The Victorian trout season draws to another close on June 8. Following many years of good fishing, this season has been quite a disappointment. Overall we have had good water flows and for the greater part quite reasonable water temperatures.
The exception was during early February where we had a period of about two weeks where the air temperature reached the mid 40's and the water temperature soared to over 24 degrees. This resulted in a fish kill in the Mitta system. However as quickly as the temperatures increased they also fell just as quickly and the hot weather was followed by some relatively cool and mild weather, which has continued well into autumn.
The usually good hopper season has been poor. Early in December it looked like we would be in for a good season with plenty of hoppers present. However as the season progressed, the hopper numbers decreased. A similar thing happened with the beetles. It was okay early and then they went missing as the season progressed. The usual evening caddis hatches went from poor to non-existent and there seemed to be a lack of mayflies early in the season. All in all the trout's stable food supply was not up to the standard of previous years. Consequently there was no reason for trout to leave Lake Dartmouth and reside in the river system.
The current situation is that all the rivers are very low. The Mitta Mitta River between Lake Dartmouth and its junction with the Bundara River is fishing very poorly with only the odd small brown showing up. In the headwaters above the junction the news is slightly better with a few small browns present. Flyfishing is the most successful method but the flies have to be small and the leaders long and fine. Nearby the Cobungra and Bundara Rivers are both very low and the fishing is almost non-existent.
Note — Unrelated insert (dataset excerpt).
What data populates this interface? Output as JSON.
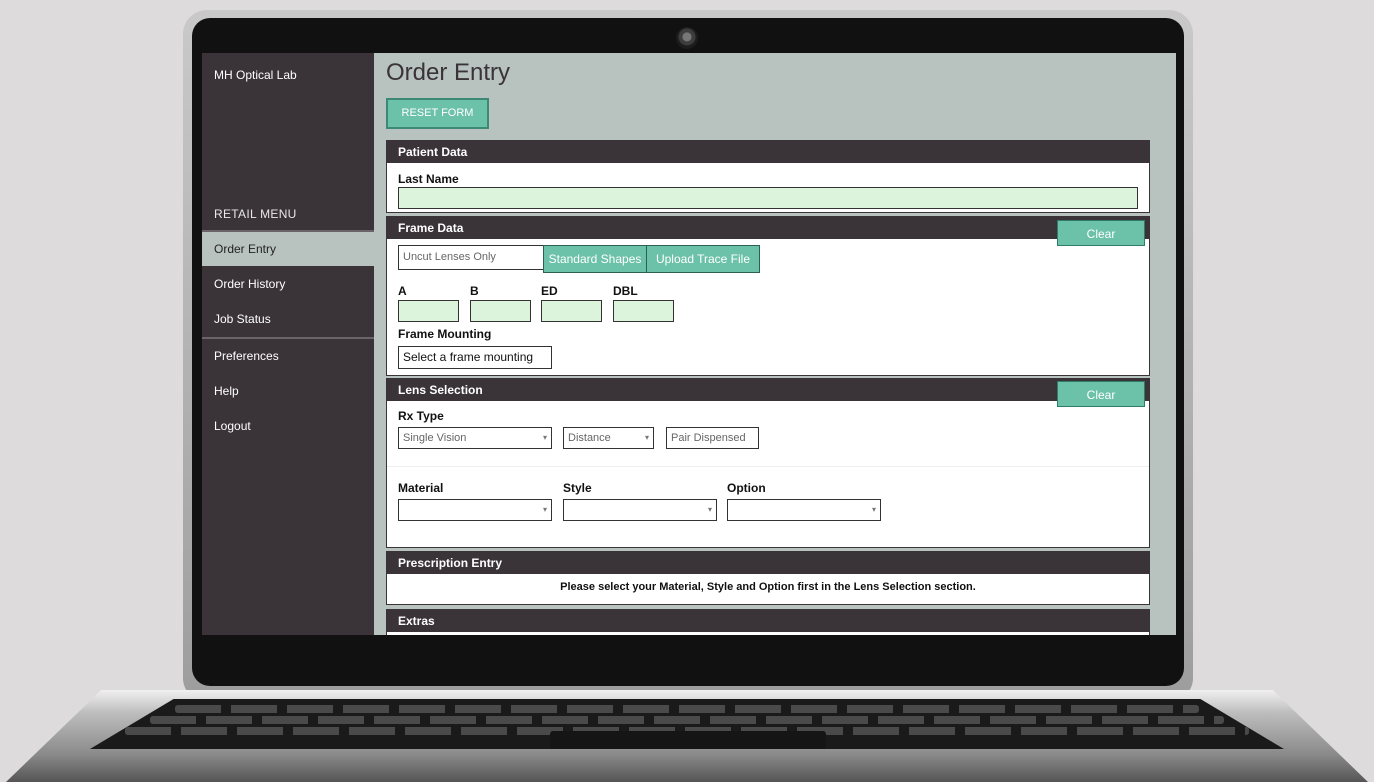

The exception to the season’s poor fishing has been the Gibbo River. It has fished well all season. As you would expect here, the fish are mostly small rainbows with the odd bigger brown mixed in. The river is still very low, but has the best fishing in the area and a reasonable number of rainbows were still being taken. Its tributary, Morass Creek, is bone dry except for a handful of stagnant pools. Livingston Creek is also low and not fishing well however a few small browns are being caught.
Further to the east the Delegate River is also very low however the Delegate is basically a series of almost still pools that are connected by a trickle of water. Fairly good numbers of small brown trout are present here and fishing is still okay. Small dry flies with a small trailing nymph are working best.
All this may change before the season ends if we get some good rain. The browns will be congregated in Lake Dartmouth at the river mouths and it will only require the right condition to send them into our rivers.Reads: 1692